EY says organisations must include all appropriate stakeholders, such as IT, legal, compliance, human resources, operations and communications. Response plans should clearly define responsibilities and enable stakeholders to lead effectively in a crisis. Businesses should not assume that all employees have the right knowledge and tools to protect confidential information. They should be given the right support and guidance on how they can detect suspicious emails and alert the IT teams. Education should cover a broad range of scenarios for how ransomware can spread, and that the right thing for employees to do is to raise any issues or concerns when needed.
It’s particularly important that legal advisors are engaged as soon as an attack is discovered. These experts will ensure the investigations undertaken will stand up to scrutiny, helping an organisation stay compliant with data protection and privacy regulations.
4. Notify data regulators
The type of action an organisation needs to take will depend on the location of the incident. There are a wide range of statutory requirements associated to the laws that have been enacted by data regulators in different geographies. Taking steps promptly could help a business limit legal, financial and reputational ramifications. Gartner predicted that by 2025, 40 percent of boards of directors will have a dedicated cybersecurity committee overseen by a qualified board member, up from less than 10 percent today.
Business leaders must understand whether personally identifiable information is affected in a ransomware attack. Where data is breached, they will need to seek legal advice and assess whether information has been lost. If the ransomware attack involves hackers reviewing and taking unencrypted data, with systems disabled for some time, then organisations need to report the incident to both local regulators such as Singapore’s Personal Data Protection Commission and affected individuals.
5. Communicate with customers
The potential financial and legal ramifications of a ransomware attack are significant enough – but get the communication strategy with customers wrong and an organisation risks creating irreparable damage to the relationships they have with their client base.
Research suggests the extent of the confidence hit from a ransomware attack can be so significant that the culture at affected companies is never the same again.

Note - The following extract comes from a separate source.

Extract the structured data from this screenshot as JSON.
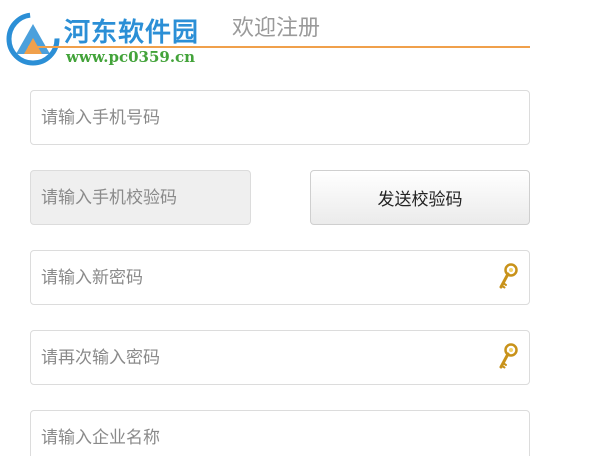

Yet even organisations impacted by ransomware can keep customers onside, so long as they handle the incident transparently, competently and efficiently.
A successful ransomware attack could close some of an organisation’s key communication channels, such as e-mail and internet-based VoIP networks. Finding ways to keep customers informed, such as manning customer service lines via mobile devices, will help mitigate some of their concerns. Social media tools, meanwhile, can be used to push regular updates.
Being open and honest is the best approach. The companies that communicate most effectively during a ransomware attack are those that have already contemplated, planned, and identified contingency measures for these types of scenarios.
A successful ransomware attack will create havoc in terms of an organisation’s relationships with its stakeholders and customers. However, while the damage can be severe, it doesn’t have to be unrecoverable. By taking the right steps quickly, organisations can be up and running sooner than you might have thought possible.